Gastrointestinal disease

Many gastrointestinal diseases can result in yellow vomit in dogs. Often, additional signs such as diarrhea, loss of appetite, or lethargy might also be observed if this is the case. Examples include irritable bowel syndrome (IBS), inflammatory bowel disease (IBD), liver disease, or cancer. Your veterinarian would likely need to perform several tests including blood tests, scans, and x-rays to diagnose gastrointestinal disease.



This is a painful and potentially life-threatening disease, causing inflammation of the pancreas. It can be triggered by eating fatty food but can also happen without a known reason. In addition to repeated vomiting, other symptoms include abdominal pain, lethargy, and occasionally diarrhea. Treatment of pancreatitis involves supportive care including medications to alleviate sickness, painkillers, and gut-protectants. Depending on how sick your dog is, he might also require a hospital stay so that he can receive intravenous fluids (a drip) and more intensive nursing care.

  1. Gastrointestinal obstruction

    Blockages in the digestive tract can occur when a dog eats a foreign object that is indigestible such as a stone, sock, toy, or bone. The possibilities are endless and there’s no limit to what some dogs will swallow. A gastrointestinal blockage is life-threatening if left untreated so contact your veterinarian straight away if you suspect your dog has eaten something he shouldn’t have. Surgery is usually required to remove the offending item, followed by a stay in the hospital while your dog recovers.

  2. Food allergies

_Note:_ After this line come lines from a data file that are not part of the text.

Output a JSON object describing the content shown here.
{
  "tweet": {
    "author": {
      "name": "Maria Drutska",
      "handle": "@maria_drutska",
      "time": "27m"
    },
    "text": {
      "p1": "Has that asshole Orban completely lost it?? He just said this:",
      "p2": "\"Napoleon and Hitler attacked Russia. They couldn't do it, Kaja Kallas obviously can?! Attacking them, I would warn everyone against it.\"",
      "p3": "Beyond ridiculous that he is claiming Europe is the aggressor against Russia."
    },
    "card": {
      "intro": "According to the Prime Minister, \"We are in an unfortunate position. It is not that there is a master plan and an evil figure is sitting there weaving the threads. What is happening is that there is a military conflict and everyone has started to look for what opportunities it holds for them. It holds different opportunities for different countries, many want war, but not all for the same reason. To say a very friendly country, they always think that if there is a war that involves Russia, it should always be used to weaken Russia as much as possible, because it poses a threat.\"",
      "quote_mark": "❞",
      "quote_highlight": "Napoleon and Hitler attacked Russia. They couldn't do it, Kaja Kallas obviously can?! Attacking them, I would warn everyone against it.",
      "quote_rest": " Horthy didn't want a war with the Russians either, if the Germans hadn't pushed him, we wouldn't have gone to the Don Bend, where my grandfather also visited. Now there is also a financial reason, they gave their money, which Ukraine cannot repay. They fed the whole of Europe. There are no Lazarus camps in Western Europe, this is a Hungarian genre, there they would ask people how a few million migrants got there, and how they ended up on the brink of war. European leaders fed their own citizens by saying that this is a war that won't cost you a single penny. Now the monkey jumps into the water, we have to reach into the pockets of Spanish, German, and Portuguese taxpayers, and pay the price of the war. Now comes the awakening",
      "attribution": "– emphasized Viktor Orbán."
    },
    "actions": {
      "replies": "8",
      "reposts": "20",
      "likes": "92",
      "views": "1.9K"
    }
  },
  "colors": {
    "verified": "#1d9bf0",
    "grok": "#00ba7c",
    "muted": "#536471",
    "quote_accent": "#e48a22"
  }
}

    Yellow vomit in dogs can sometimes happen due to a food allergy or intolerance. Ingredients that your dog is sensitive to can cause irritation to the lining of the digestive tract which in turn can lead to vomiting. Usually, they will also have other symptoms such as diarrhea and/or itchy skin. A common sign of a food allergy in dogs is licking or chewing their paws excessively, particularly after eating.

    Usually, removing the problematic ingredient from your dog’s diet will solve the issue. However, it can sometimes be tricky to determine which food your dog is allergic to, especially as many dogs are allergic to more than one food ingredient. In these cases, a diet trial might be required whereby most ingredients are removed from your dog’s diet and then slowly re-introduced to see if they cause a reaction. There are veterinary prescription diets available to help with this and your veterinarian will be able to tell you more about these.

  3. Intestinal parasites

    A heavy worm burden can cause irritation to your dog’s gastrointestinal tract and could cause your dog to throw up yellow bile. Ensure that your dog has a regular de-worming regime in place and talk to your veterinarian about the most suitable treatments for your dog.



These are some of the most common reasons that a dog might be throwing up yellow bile but bear in mind that there are many other less common causes as well. The occasional episode of yellow vomit in dogs is probably nothing to worry about but if you are concerned then take your dog to the veterinarian. This is especially true if he continues to vomit despite your care at home, or if he seems unwell in any way. Dogs that are vomiting can quickly become dehydrated so it is always best to get them treated sooner rather than later. If you do not already have a veterinarian, here you can find a veterinarian near you. 



Why is my dog’s vomit yellow?

Yellow vomit usually indicates the presence of bile, which is a digestive juice produced by the liver. It can either look foamy or be thick and sticky.


What should I do if I think my dog has bilious vomiting syndrome (BVS)?

If your dog is otherwise well, then you can try splitting his daily food allowance into several smaller meals throughout the day. You should also try feeding him a light meal before bed. If this doesn’t solve the problem, or if your dog seems poorly, then you should take him to the veterinarian.


When should I take my vomiting dog to the veterinarian?

If your dog is vomiting repeatedly, he seems unwell, or you know he has eaten something he shouldn’t have, then take him to the veterinarian.